The claim that Trump has not accomplished much in his first year in office is dead wrong. He is fashioning the federal court system of Steve Bannon’s dreams. The president has nominated judges who will cut back the civil rights of racial minorities and LGBT people, expand the power of police and prosecutors, restrict the ability of women to obtain abortions and favor big corporations over consumers.

Jessica Valneti: So men are afraid after #MeToo? Think about what it’s like for women

American men are afraid. They’re fretting over their ability to give a colleague a well-meaning hug without it being interpreted as lecherous, worried that the scores of powerful men being fired is a sign of a full-blown “sex panic”, and that the era of #MeToo is “criminalizing courtship”.

As the women of Saturday Night Live put it: “Welcome to hell, now you’re in our boat.”

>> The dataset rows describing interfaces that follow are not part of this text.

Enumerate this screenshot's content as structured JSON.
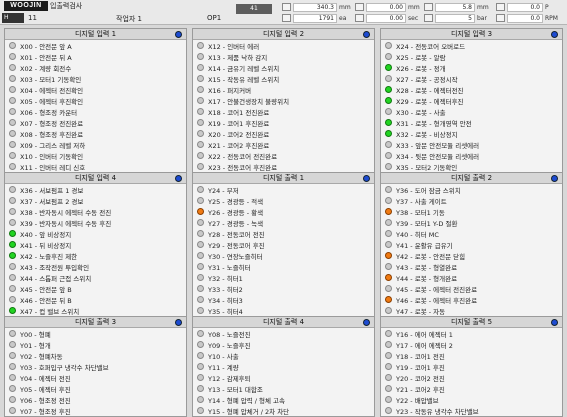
{
  "header": {
    "logo": "WOOJIN",
    "title": "입출력검사",
    "badge": "H",
    "badge_value": "11",
    "operator": "작업자 1",
    "op_code": "OP1",
    "count_top": "41",
    "meters": [
      {
        "value": "340.3",
        "unit": "mm"
      },
      {
        "value": "1791",
        "unit": "ea"
      },
      {
        "value": "0.00",
        "unit": "mm"
      },
      {
        "value": "0.00",
        "unit": "sec"
      },
      {
        "value": "5.8",
        "unit": "mm"
      },
      {
        "value": "5",
        "unit": "bar"
      },
      {
        "value": "0.0",
        "unit": "P"
      },
      {
        "value": "0.0",
        "unit": "RPM"
      }
    ]
  },
  "panels": [
    {
      "title": "디지털 입력 1",
      "rows": [
        {
          "label": "X00 - 안전문 앞 A",
          "led": "off"
        },
        {
          "label": "X01 - 안전문 뒤 A",
          "led": "off"
        },
        {
          "label": "X02 - 계량 회전수",
          "led": "off"
        },
        {
          "label": "X03 - 모터1 기동확인",
          "led": "off"
        },
        {
          "label": "X04 - 에젝터 전진확인",
          "led": "off"
        },
        {
          "label": "X05 - 에젝터 후진확인",
          "led": "off"
        },
        {
          "label": "X06 - 형조정 카운터",
          "led": "off"
        },
        {
          "label": "X07 - 형조정 전진완료",
          "led": "off"
        },
        {
          "label": "X08 - 형조정 후진완료",
          "led": "off"
        },
        {
          "label": "X09 - 그리스 레벨 저하",
          "led": "off"
        },
        {
          "label": "X10 - 인버터 기동확인",
          "led": "off"
        },
        {
          "label": "X11 - 인버터 레디 신호",
          "led": "off"
        }
      ]
    },
    {
      "title": "디지털 입력 2",
      "rows": [
        {
          "label": "X12 - 인버터 에러",
          "led": "off"
        },
        {
          "label": "X13 - 제품 낙하 감지",
          "led": "off"
        },
        {
          "label": "X14 - 금유기 레벨 스위치",
          "led": "off"
        },
        {
          "label": "X15 - 작동유 레벨 스위치",
          "led": "off"
        },
        {
          "label": "X16 - 퍼지커버",
          "led": "off"
        },
        {
          "label": "X17 - 안불건생장치 불량위치",
          "led": "off"
        },
        {
          "label": "X18 - 코어1 전진완료",
          "led": "off"
        },
        {
          "label": "X19 - 코어1 후진완료",
          "led": "off"
        },
        {
          "label": "X20 - 코어2 전진완료",
          "led": "off"
        },
        {
          "label": "X21 - 코어2 후진완료",
          "led": "off"
        },
        {
          "label": "X22 - 전동코어 전진완료",
          "led": "off"
        },
        {
          "label": "X23 - 전동코어 후진완료",
          "led": "off"
        }
      ]
    },
    {
      "title": "디지털 입력 3",
      "rows": [
        {
          "label": "X24 - 전동코어 오버로드",
          "led": "off"
        },
        {
          "label": "X25 - 로봇 - 알람",
          "led": "off"
        },
        {
          "label": "X26 - 로봇 - 정개",
          "led": "green"
        },
        {
          "label": "X27 - 로봇 - 공정시작",
          "led": "off"
        },
        {
          "label": "X28 - 로봇 - 에젝터전진",
          "led": "green"
        },
        {
          "label": "X29 - 로봇 - 에젝터후진",
          "led": "green"
        },
        {
          "label": "X30 - 로봇 - 사출",
          "led": "off"
        },
        {
          "label": "X31 - 로봇 - 형개영역 안전",
          "led": "green"
        },
        {
          "label": "X32 - 로봇 - 비상정지",
          "led": "green"
        },
        {
          "label": "X33 - 앞문 안전모듈 리셋에러",
          "led": "off"
        },
        {
          "label": "X34 - 뒷문 안전모듈 리셋에러",
          "led": "off"
        },
        {
          "label": "X35 - 모터2 기동확인",
          "led": "off"
        }
      ]
    },
    {
      "title": "디지털 입력 4",
      "rows": [
        {
          "label": "X36 - 서보펌프 1 경보",
          "led": "off"
        },
        {
          "label": "X37 - 서보펌프 2 경보",
          "led": "off"
        },
        {
          "label": "X38 - 반자동시 에젝터 수동 전진",
          "led": "off"
        },
        {
          "label": "X39 - 반자동시 에젝터 수동 후진",
          "led": "off"
        },
        {
          "label": "X40 - 앞 비상정지",
          "led": "green"
        },
        {
          "label": "X41 - 뒤 비상정지",
          "led": "green"
        },
        {
          "label": "X42 - 노즐후진 제한",
          "led": "green"
        },
        {
          "label": "X43 - 조작전원 투입확인",
          "led": "off"
        },
        {
          "label": "X44 - 스톱퍼 근접 스위치",
          "led": "off"
        },
        {
          "label": "X45 - 안전문 앞 B",
          "led": "off"
        },
        {
          "label": "X46 - 안전문 뒤 B",
          "led": "off"
        },
        {
          "label": "X47 - 컵 밸브 스위치",
          "led": "green"
        }
      ]
    },
    {
      "title": "디지털 출력 1",
      "rows": [
        {
          "label": "Y24 - 부저",
          "led": "off"
        },
        {
          "label": "Y25 - 경광등 - 적색",
          "led": "off"
        },
        {
          "label": "Y26 - 경광등 - 황색",
          "led": "orange"
        },
        {
          "label": "Y27 - 경광등 - 녹색",
          "led": "off"
        },
        {
          "label": "Y28 - 전동코어 전진",
          "led": "off"
        },
        {
          "label": "Y29 - 전동코어 후진",
          "led": "off"
        },
        {
          "label": "Y30 - 연장노즐히터",
          "led": "off"
        },
        {
          "label": "Y31 - 노즐히터",
          "led": "off"
        },
        {
          "label": "Y32 - 히터1",
          "led": "off"
        },
        {
          "label": "Y33 - 히터2",
          "led": "off"
        },
        {
          "label": "Y34 - 히터3",
          "led": "off"
        },
        {
          "label": "Y35 - 히터4",
          "led": "off"
        }
      ]
    },
    {
      "title": "디지털 출력 2",
      "rows": [
        {
          "label": "Y36 - 도어 잠금 스위치",
          "led": "off"
        },
        {
          "label": "Y37 - 사출 게이트",
          "led": "off"
        },
        {
          "label": "Y38 - 모터1 기동",
          "led": "orange"
        },
        {
          "label": "Y39 - 모터1 Y-D 절환",
          "led": "off"
        },
        {
          "label": "Y40 - 히터 MC",
          "led": "off"
        },
        {
          "label": "Y41 - 윤활유 급유기",
          "led": "off"
        },
        {
          "label": "Y42 - 로봇 - 안전문 닫힘",
          "led": "orange"
        },
        {
          "label": "Y43 - 로봇 - 형열완료",
          "led": "off"
        },
        {
          "label": "Y44 - 로봇 - 형개완료",
          "led": "orange"
        },
        {
          "label": "Y45 - 로봇 - 에젝터 전진완료",
          "led": "off"
        },
        {
          "label": "Y46 - 로봇 - 에젝터 후진완료",
          "led": "orange"
        },
        {
          "label": "Y47 - 로봇 - 자동",
          "led": "off"
        }
      ]
    },
    {
      "title": "디지털 출력 3",
      "rows": [
        {
          "label": "Y00 - 형폐",
          "led": "off"
        },
        {
          "label": "Y01 - 형개",
          "led": "off"
        },
        {
          "label": "Y02 - 형폐차동",
          "led": "off"
        },
        {
          "label": "Y03 - 호퍼입구 냉각수 차단밸브",
          "led": "off"
        },
        {
          "label": "Y04 - 에젝터 전진",
          "led": "off"
        },
        {
          "label": "Y05 - 에젝터 후진",
          "led": "off"
        },
        {
          "label": "Y06 - 형조정 전진",
          "led": "off"
        },
        {
          "label": "Y07 - 형조정 후진",
          "led": "off"
        }
      ]
    },
    {
      "title": "디지털 출력 4",
      "rows": [
        {
          "label": "Y08 - 노즐전진",
          "led": "off"
        },
        {
          "label": "Y09 - 노즐후진",
          "led": "off"
        },
        {
          "label": "Y10 - 사출",
          "led": "off"
        },
        {
          "label": "Y11 - 계량",
          "led": "off"
        },
        {
          "label": "Y12 - 감제후퇴",
          "led": "off"
        },
        {
          "label": "Y13 - 모터1 대합조",
          "led": "off"
        },
        {
          "label": "Y14 - 형폐 압력 / 형체 고속",
          "led": "off"
        },
        {
          "label": "Y15 - 형폐 압체거 / 2차 차단",
          "led": "off"
        }
      ]
    },
    {
      "title": "디지털 출력 5",
      "rows": [
        {
          "label": "Y16 - 에어 에젝터 1",
          "led": "off"
        },
        {
          "label": "Y17 - 에어 에젝터 2",
          "led": "off"
        },
        {
          "label": "Y18 - 코어1 전진",
          "led": "off"
        },
        {
          "label": "Y19 - 코어1 후진",
          "led": "off"
        },
        {
          "label": "Y20 - 코어2 전진",
          "led": "off"
        },
        {
          "label": "Y21 - 코어2 후진",
          "led": "off"
        },
        {
          "label": "Y22 - 배압밸브",
          "led": "off"
        },
        {
          "label": "Y23 - 작동유 냉각수 차단밸브",
          "led": "off"
        }
      ]
    }
  ]
}
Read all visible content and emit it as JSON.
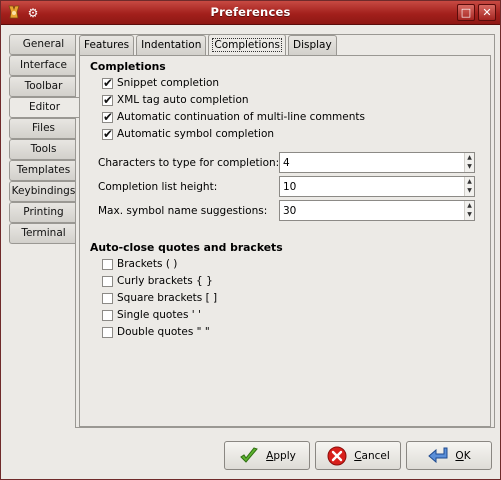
{
  "window": {
    "title": "Preferences",
    "maximize_glyph": "□",
    "close_glyph": "✕",
    "menu_glyph": "⚙"
  },
  "sidebar": {
    "items": [
      {
        "label": "General"
      },
      {
        "label": "Interface"
      },
      {
        "label": "Toolbar"
      },
      {
        "label": "Editor",
        "active": true
      },
      {
        "label": "Files"
      },
      {
        "label": "Tools"
      },
      {
        "label": "Templates"
      },
      {
        "label": "Keybindings"
      },
      {
        "label": "Printing"
      },
      {
        "label": "Terminal"
      }
    ]
  },
  "tabs": {
    "items": [
      {
        "label": "Features"
      },
      {
        "label": "Indentation"
      },
      {
        "label": "Completions",
        "active": true
      },
      {
        "label": "Display"
      }
    ]
  },
  "completions": {
    "title": "Completions",
    "checkboxes": [
      {
        "label": "Snippet completion",
        "checked": true
      },
      {
        "label": "XML tag auto completion",
        "checked": true
      },
      {
        "label": "Automatic continuation of multi-line comments",
        "checked": true
      },
      {
        "label": "Automatic symbol completion",
        "checked": true
      }
    ],
    "fields": [
      {
        "label": "Characters to type for completion:",
        "value": "4"
      },
      {
        "label": "Completion list height:",
        "value": "10"
      },
      {
        "label": "Max. symbol name suggestions:",
        "value": "30"
      }
    ]
  },
  "autoclose": {
    "title": "Auto-close quotes and brackets",
    "checkboxes": [
      {
        "label": "Brackets ( )",
        "checked": false
      },
      {
        "label": "Curly brackets { }",
        "checked": false
      },
      {
        "label": "Square brackets [ ]",
        "checked": false
      },
      {
        "label": "Single quotes ' '",
        "checked": false
      },
      {
        "label": "Double quotes \" \"",
        "checked": false
      }
    ]
  },
  "buttons": {
    "apply": {
      "pre": "",
      "u": "A",
      "post": "pply",
      "icon": "checkmark-icon"
    },
    "cancel": {
      "pre": "",
      "u": "C",
      "post": "ancel",
      "icon": "cancel-icon"
    },
    "ok": {
      "pre": "",
      "u": "O",
      "post": "K",
      "icon": "return-arrow-icon"
    }
  },
  "colors": {
    "titlebar": "#a3201c",
    "window_bg": "#eceae6",
    "apply_icon": "#5db32f",
    "cancel_icon": "#d8201c",
    "ok_icon": "#3f6fbf"
  }
}
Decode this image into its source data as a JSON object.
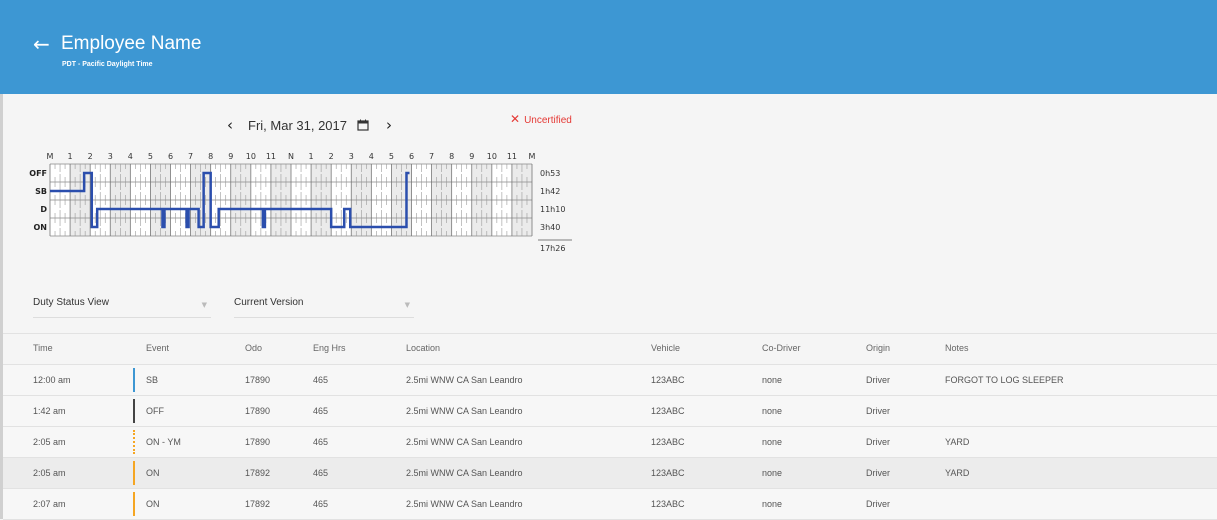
{
  "header": {
    "title": "Employee Name",
    "subtitle": "PDT - Pacific Daylight Time"
  },
  "date_nav": {
    "date": "Fri, Mar 31, 2017"
  },
  "status": {
    "uncertified_label": "Uncertified",
    "uncertified_color": "#e53935"
  },
  "graph": {
    "hour_labels": [
      "M",
      "1",
      "2",
      "3",
      "4",
      "5",
      "6",
      "7",
      "8",
      "9",
      "10",
      "11",
      "N",
      "1",
      "2",
      "3",
      "4",
      "5",
      "6",
      "7",
      "8",
      "9",
      "10",
      "11",
      "M"
    ],
    "status_labels": [
      "OFF",
      "SB",
      "D",
      "ON"
    ],
    "totals": [
      "0h53",
      "1h42",
      "11h10",
      "3h40"
    ],
    "grand_total": "17h26",
    "line_color": "#2b4ead",
    "segments": [
      {
        "status": "SB",
        "start": 0,
        "end": 1.7
      },
      {
        "status": "OFF",
        "start": 1.7,
        "end": 2.08
      },
      {
        "status": "ON",
        "start": 2.08,
        "end": 2.35
      },
      {
        "status": "D",
        "start": 2.35,
        "end": 5.6
      },
      {
        "status": "ON",
        "start": 5.6,
        "end": 5.7
      },
      {
        "status": "D",
        "start": 5.7,
        "end": 6.8
      },
      {
        "status": "ON",
        "start": 6.8,
        "end": 6.9
      },
      {
        "status": "D",
        "start": 6.9,
        "end": 7.4
      },
      {
        "status": "ON",
        "start": 7.4,
        "end": 7.65
      },
      {
        "status": "OFF",
        "start": 7.65,
        "end": 8.0
      },
      {
        "status": "ON",
        "start": 8.0,
        "end": 8.4
      },
      {
        "status": "D",
        "start": 8.4,
        "end": 10.6
      },
      {
        "status": "ON",
        "start": 10.6,
        "end": 10.7
      },
      {
        "status": "D",
        "start": 10.7,
        "end": 14.0
      },
      {
        "status": "ON",
        "start": 14.0,
        "end": 14.65
      },
      {
        "status": "D",
        "start": 14.65,
        "end": 14.95
      },
      {
        "status": "ON",
        "start": 14.95,
        "end": 17.75
      },
      {
        "status": "OFF",
        "start": 17.75,
        "end": 17.9
      }
    ]
  },
  "filters": {
    "view": "Duty Status View",
    "version": "Current Version"
  },
  "table": {
    "columns": [
      "Time",
      "Event",
      "Odo",
      "Eng Hrs",
      "Location",
      "Vehicle",
      "Co-Driver",
      "Origin",
      "Notes"
    ],
    "rows": [
      {
        "time": "12:00 am",
        "event": "SB",
        "odo": "17890",
        "eng": "465",
        "location": "2.5mi WNW CA San Leandro",
        "vehicle": "123ABC",
        "codriver": "none",
        "origin": "Driver",
        "notes": "FORGOT TO LOG SLEEPER",
        "bar_color": "#3d97d3",
        "dotted": false
      },
      {
        "time": "1:42 am",
        "event": "OFF",
        "odo": "17890",
        "eng": "465",
        "location": "2.5mi WNW CA San Leandro",
        "vehicle": "123ABC",
        "codriver": "none",
        "origin": "Driver",
        "notes": "",
        "bar_color": "#444444",
        "dotted": false
      },
      {
        "time": "2:05 am",
        "event": "ON - YM",
        "odo": "17890",
        "eng": "465",
        "location": "2.5mi WNW CA San Leandro",
        "vehicle": "123ABC",
        "codriver": "none",
        "origin": "Driver",
        "notes": "YARD",
        "bar_color": "#f5a623",
        "dotted": true
      },
      {
        "time": "2:05 am",
        "event": "ON",
        "odo": "17892",
        "eng": "465",
        "location": "2.5mi WNW CA San Leandro",
        "vehicle": "123ABC",
        "codriver": "none",
        "origin": "Driver",
        "notes": "YARD",
        "bar_color": "#f5a623",
        "dotted": false
      },
      {
        "time": "2:07 am",
        "event": "ON",
        "odo": "17892",
        "eng": "465",
        "location": "2.5mi WNW CA San Leandro",
        "vehicle": "123ABC",
        "codriver": "none",
        "origin": "Driver",
        "notes": "",
        "bar_color": "#f5a623",
        "dotted": false
      }
    ]
  }
}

You can understand why, during a national reckoning over rape and harassment, women would have a difficult time mustering empathy for men woeful over hugs and dating rituals. We spend our whole lives afraid, but a few months into men not being able to act with sexist impunity and it’s a “witch-hunt”. [..]

Yet no one has gone to jail. No one has been arrested. In fact, no one’s behavior has been “criminalized” even when it appears that it was actually criminal. Harvey Weinstein is accused of decades of abuse, including rape, which he denies, and he jetted to Europe. Lauer, accused of sexual assault, was making $20m a year. Louis CK exposed himself to women, yet no criminal charges have been brought against him.

Catherine Rampell: That special place in hell is getting crowded

That special place in hell everyone keeps talking about is getting mighty crowded.

The ball got rolling last year when former secretary of state Madeleine Albright quipped that there was a “special place in hell for women who don’t help each other.” At the time, she was introducing Hillary Clinton at a New Hampshire campaign event.

More recently, Ivanka Trump said the special place was reserved for “people who prey on children.” She was referring to allegations against then-Alabama Senate candidate Roy Moore that he had pursued and/or made sexual advances toward teenage girls when he was in his early 30s.

Next came Stephen K. Bannon, Trump-adviser-turned-freelance-provocateur, who seemed to be mocking the first daughter when he said during a pro-Moore rally that hell’s special spot was reserved for Republicans “who should know better” but weren’t supporting the former judge in the special election.

Whew. Is it just me, or is it getting humid down here?

Jennifer Rubiin: Democrats’ miraculous victory in Alabama

In one of the most remarkable upsets since, well, the presidential race last year, Democrat Doug Jones narrowly defeated Republican Roy Moore, who had been dogged by credible allegations of child sexual predation and openly declared his nostalgia for slavery, his bigotry toward Muslims and his wish to see homosexuality criminalized. Despite Moore’s obvious, flagrant flaws, Jones’s win stands as an impressive — even miraculous — victory in a state Donald Trump won by 28 points last year. Defying both right-wing pleas to preserve a Senate seat and the president’s personal endorsement of Moore (capped off by a rally Friday just over the border in Florida), Alabama voters decided they’d prefer not to perpetuate the stereotype of reactionary, racist Southerners.

Kudos to Jones, who ran a disciplined race, referencing but not exploiting Moore’s alleged victims and positing an affirmative message for his state that included health care and education. Credit should also go to Sen. Richard C. Shelby (R-Ala.), whose last-minute declaration he had not voted for Moore may have swung some voters. In addition, an exceptionally high African American turnout (30 percent of the electorate in early exit polls), as well as overwhelming support among younger voters and a 17-point gender gap — very similar to the coalition that delivered big wins for Democrats in Virginia — made the difference. Certainly, the ultimate responsibility and credit for the defeat of the odious Moore goes to Alabama voters who decided enough was enough.